Tunisia expects to lose at least $515-million (R6,3-billion) this year, or about a quarter of its estimated annual tourism earnings, following last Friday’s attack on a beach hotel that killed 39 people, mostly British holidaymakers.
The attack by an ISIS gunman on the Imperial Marhaba beach hotel in the popular resort town of Sousse came just months after militants attacked the Bardo museum in Tunis, killing 21 people, and delivering a blow to the country’s vital tourism industry.
“The attack had a great impact on the economy, the losses will be large,” Tourism Minister Salma Loumi told reporters late on Monday, giving a preliminary estimate from the Sousse attack.
The North African country earned $1,95bn in revenues from tourism last year.
The sector makes up seven percent of its GDP and is a major source of foreign currency and employment for Tunisia.
Loumi said the government planned to end a visitors’ tax and also to review debt relief for hotel operators as ways to help sustain the industry.
The government has said 1,000 more armed tourism police will patrol hotels and tourism sites and the army reserves will also be drafted in to beef up protection.
Authorities have arrested suspects tied to the attacker, but have given few details.

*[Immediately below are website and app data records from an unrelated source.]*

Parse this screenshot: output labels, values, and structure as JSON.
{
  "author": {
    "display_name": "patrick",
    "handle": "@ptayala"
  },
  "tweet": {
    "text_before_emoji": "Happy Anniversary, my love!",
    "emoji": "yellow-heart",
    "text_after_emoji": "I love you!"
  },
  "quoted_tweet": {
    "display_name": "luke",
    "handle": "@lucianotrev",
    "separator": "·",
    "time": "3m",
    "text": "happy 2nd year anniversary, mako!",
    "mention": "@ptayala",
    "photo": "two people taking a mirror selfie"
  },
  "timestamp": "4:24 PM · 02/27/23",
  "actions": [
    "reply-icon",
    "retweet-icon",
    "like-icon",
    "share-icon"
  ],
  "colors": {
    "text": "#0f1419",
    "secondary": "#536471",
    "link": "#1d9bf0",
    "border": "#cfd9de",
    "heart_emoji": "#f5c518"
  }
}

More than 3,000 Tunisians have also left to fight for militant Islamist groups in Syria, Iraq and Libya, and some have threatened to return to carry out attacks in their homeland.